All participants will be asked to complete an initial telephone interview and provide updated contact information once a year. During the telephone interview, participants will be asked questions about the work they did with the oil spill cleanup and about their health, lifestyles and job histories. About 20,000 participants will be invited to take part in the second phase of the study, which involves a home visit and follow-up telephone interviews in subsequent years. Small samples of blood, urine, toenail clippings, hair, and house dust will be collected during the home visit, and clinical measurements such as blood pressure, height and weight, urine glucose and lung function will be taken.
If at any time in the course of the study, the need for mental or medical health care is evident, participants will be given information on available health-care providers or will be referred for care.

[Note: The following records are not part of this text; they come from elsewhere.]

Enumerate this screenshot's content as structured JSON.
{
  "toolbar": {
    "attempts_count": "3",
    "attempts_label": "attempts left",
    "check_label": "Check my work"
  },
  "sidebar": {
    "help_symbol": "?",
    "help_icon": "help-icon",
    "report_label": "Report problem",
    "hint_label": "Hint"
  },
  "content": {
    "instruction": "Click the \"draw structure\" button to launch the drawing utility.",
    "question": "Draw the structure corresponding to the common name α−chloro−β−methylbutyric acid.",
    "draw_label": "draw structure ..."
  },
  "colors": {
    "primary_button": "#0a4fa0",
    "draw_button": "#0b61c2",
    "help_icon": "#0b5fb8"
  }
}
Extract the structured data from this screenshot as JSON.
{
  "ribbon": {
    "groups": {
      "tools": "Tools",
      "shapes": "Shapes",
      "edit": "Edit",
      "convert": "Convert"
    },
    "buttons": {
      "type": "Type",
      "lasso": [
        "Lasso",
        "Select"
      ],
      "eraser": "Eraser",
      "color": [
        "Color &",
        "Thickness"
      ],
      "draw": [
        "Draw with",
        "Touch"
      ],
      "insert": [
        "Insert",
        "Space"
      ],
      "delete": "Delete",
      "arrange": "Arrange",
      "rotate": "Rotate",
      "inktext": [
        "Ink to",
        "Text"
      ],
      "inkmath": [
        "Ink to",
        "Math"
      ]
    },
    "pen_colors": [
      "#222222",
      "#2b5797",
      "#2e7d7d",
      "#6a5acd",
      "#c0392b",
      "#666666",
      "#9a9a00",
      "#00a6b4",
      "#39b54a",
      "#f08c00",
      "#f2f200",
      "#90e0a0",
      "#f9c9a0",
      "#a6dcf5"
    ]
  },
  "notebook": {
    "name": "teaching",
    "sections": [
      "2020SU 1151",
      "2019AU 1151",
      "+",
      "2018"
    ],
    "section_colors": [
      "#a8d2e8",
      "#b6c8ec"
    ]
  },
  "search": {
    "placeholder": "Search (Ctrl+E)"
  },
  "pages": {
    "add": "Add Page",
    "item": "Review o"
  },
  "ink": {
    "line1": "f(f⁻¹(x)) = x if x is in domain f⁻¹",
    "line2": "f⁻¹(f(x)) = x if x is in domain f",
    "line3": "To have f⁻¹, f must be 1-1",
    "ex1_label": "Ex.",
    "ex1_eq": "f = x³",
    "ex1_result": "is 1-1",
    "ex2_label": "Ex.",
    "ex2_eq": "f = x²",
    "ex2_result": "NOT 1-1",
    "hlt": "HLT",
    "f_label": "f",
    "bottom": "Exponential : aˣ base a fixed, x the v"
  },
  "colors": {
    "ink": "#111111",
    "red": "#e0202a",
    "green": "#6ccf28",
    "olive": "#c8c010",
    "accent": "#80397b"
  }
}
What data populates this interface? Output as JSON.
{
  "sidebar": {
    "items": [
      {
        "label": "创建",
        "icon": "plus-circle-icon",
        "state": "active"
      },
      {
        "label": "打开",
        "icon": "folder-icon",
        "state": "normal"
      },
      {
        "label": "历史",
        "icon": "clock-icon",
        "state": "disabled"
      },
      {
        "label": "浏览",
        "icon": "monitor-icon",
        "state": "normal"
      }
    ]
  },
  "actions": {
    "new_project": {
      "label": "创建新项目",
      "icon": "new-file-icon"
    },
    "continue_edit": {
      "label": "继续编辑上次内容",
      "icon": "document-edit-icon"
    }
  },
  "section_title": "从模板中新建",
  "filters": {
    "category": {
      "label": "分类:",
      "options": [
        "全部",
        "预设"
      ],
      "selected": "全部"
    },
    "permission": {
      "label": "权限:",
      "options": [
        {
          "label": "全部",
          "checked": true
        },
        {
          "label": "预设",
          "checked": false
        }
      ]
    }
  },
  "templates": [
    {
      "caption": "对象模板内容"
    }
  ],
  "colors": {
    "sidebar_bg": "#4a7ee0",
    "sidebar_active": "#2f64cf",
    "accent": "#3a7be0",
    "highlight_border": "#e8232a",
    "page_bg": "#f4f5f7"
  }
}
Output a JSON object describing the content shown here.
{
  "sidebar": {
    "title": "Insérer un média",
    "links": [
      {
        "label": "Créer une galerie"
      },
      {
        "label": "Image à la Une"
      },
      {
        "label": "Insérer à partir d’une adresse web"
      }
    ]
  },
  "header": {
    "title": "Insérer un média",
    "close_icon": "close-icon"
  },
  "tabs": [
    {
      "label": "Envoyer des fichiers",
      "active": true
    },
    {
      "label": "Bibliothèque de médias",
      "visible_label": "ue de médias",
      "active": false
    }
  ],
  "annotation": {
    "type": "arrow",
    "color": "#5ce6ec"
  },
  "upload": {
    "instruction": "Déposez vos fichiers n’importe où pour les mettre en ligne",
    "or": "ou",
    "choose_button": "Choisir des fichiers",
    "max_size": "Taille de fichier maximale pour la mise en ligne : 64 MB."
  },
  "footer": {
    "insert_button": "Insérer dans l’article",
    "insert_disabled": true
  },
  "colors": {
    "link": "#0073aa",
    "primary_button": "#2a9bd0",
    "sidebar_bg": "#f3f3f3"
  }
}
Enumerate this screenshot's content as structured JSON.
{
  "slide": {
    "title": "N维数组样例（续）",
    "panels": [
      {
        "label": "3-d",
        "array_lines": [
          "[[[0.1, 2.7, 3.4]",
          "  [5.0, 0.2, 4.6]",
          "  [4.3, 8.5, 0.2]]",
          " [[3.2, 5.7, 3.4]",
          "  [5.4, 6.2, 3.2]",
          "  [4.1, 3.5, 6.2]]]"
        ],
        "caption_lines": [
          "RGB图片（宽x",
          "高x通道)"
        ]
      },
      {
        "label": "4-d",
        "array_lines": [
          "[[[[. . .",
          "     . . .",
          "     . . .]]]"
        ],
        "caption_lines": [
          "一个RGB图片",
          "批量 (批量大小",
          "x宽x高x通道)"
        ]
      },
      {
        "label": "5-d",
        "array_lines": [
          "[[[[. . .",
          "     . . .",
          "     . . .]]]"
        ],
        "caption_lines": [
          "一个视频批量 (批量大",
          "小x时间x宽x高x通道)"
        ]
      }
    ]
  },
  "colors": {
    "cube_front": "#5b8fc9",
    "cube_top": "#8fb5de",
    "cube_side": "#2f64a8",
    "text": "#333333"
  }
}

The study leaders have up-to-date information on health-care providers, and a medical referral process is in place as part of the study. Materials will be available in English, Spanish and Vietnamese.
The NIH is funding the GuLF STUDY. BP has provided a small part of the funds to NIH specifically for research on the health of Gulf area communities following the spill, but BP is not involved in the study.
For more information, call the GuLF STUDY toll-free at 1-855-NIH-GULF (1-855-644-4853), or visit the GuLF STUDY website.
A podcast that includes remarks from study leader Dr. Dale Sanders is available on the National Institutes of Health website.
|Last updated March 20, 2011|